──────── AVAILABLE RECORDS

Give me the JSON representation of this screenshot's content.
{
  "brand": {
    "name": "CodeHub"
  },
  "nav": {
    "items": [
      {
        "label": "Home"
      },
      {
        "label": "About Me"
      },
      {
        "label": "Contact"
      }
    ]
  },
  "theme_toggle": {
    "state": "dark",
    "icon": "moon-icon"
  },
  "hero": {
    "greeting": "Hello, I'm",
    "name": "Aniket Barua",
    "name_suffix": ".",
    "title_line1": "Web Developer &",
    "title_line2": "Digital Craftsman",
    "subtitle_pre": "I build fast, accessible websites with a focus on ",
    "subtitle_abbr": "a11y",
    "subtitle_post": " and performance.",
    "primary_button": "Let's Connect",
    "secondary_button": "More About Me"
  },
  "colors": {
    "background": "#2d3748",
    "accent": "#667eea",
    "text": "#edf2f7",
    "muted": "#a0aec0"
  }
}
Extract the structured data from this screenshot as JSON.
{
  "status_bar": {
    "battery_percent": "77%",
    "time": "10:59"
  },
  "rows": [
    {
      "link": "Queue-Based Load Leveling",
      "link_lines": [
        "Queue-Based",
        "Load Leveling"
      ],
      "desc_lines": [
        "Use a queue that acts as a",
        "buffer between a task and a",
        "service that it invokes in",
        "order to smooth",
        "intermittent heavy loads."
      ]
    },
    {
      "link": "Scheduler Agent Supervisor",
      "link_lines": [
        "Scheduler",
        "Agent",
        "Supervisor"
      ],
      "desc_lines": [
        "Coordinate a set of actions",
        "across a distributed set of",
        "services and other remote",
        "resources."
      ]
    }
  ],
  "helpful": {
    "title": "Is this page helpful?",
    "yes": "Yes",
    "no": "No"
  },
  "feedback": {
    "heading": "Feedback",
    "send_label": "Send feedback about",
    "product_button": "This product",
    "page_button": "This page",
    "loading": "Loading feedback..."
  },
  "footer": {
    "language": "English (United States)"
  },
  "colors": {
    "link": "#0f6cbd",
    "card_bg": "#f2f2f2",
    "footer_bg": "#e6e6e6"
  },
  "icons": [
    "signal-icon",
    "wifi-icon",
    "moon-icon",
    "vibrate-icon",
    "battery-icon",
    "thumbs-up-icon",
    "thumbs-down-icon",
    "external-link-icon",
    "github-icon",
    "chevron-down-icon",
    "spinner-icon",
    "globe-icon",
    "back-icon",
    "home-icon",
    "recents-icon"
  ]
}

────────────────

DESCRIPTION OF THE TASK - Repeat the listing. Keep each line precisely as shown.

SOLUTION FOR THIS TASK -
Give me the JSON representation of this screenshot's content.
{
  "brand": {
    "name": "CodeHub"
  },
  "nav": {
    "items": [
      {
        "label": "Home"
      },
      {
        "label": "About Me"
      },
      {
        "label": "Contact"
      }
    ]
  },
  "theme_toggle": {
    "state": "dark",
    "icon": "moon-icon"
  },
  "hero": {
    "greeting": "Hello, I'm",
    "name": "Aniket Barua",
    "name_suffix": ".",
    "title_line1": "Web Developer &",
    "title_line2": "Digital Craftsman",
    "subtitle_pre": "I build fast, accessible websites with a focus on ",
    "subtitle_abbr": "a11y",
    "subtitle_post": " and performance.",
    "primary_button": "Let's Connect",
    "secondary_button": "More About Me"
  },
  "colors": {
    "background": "#2d3748",
    "accent": "#667eea",
    "text": "#edf2f7",
    "muted": "#a0aec0"
  }
}
Extract the structured data from this screenshot as JSON.
{
  "status_bar": {
    "battery_percent": "77%",
    "time": "10:59"
  },
  "rows": [
    {
      "link": "Queue-Based Load Leveling",
      "link_lines": [
        "Queue-Based",
        "Load Leveling"
      ],
      "desc_lines": [
        "Use a queue that acts as a",
        "buffer between a task and a",
        "service that it invokes in",
        "order to smooth",
        "intermittent heavy loads."
      ]
    },
    {
      "link": "Scheduler Agent Supervisor",
      "link_lines": [
        "Scheduler",
        "Agent",
        "Supervisor"
      ],
      "desc_lines": [
        "Coordinate a set of actions",
        "across a distributed set of",
        "services and other remote",
        "resources."
      ]
    }
  ],
  "helpful": {
    "title": "Is this page helpful?",
    "yes": "Yes",
    "no": "No"
  },
  "feedback": {
    "heading": "Feedback",
    "send_label": "Send feedback about",
    "product_button": "This product",
    "page_button": "This page",
    "loading": "Loading feedback..."
  },
  "footer": {
    "language": "English (United States)"
  },
  "colors": {
    "link": "#0f6cbd",
    "card_bg": "#f2f2f2",
    "footer_bg": "#e6e6e6"
  },
  "icons": [
    "signal-icon",
    "wifi-icon",
    "moon-icon",
    "vibrate-icon",
    "battery-icon",
    "thumbs-up-icon",
    "thumbs-down-icon",
    "external-link-icon",
    "github-icon",
    "chevron-down-icon",
    "spinner-icon",
    "globe-icon",
    "back-icon",
    "home-icon",
    "recents-icon"
  ]
}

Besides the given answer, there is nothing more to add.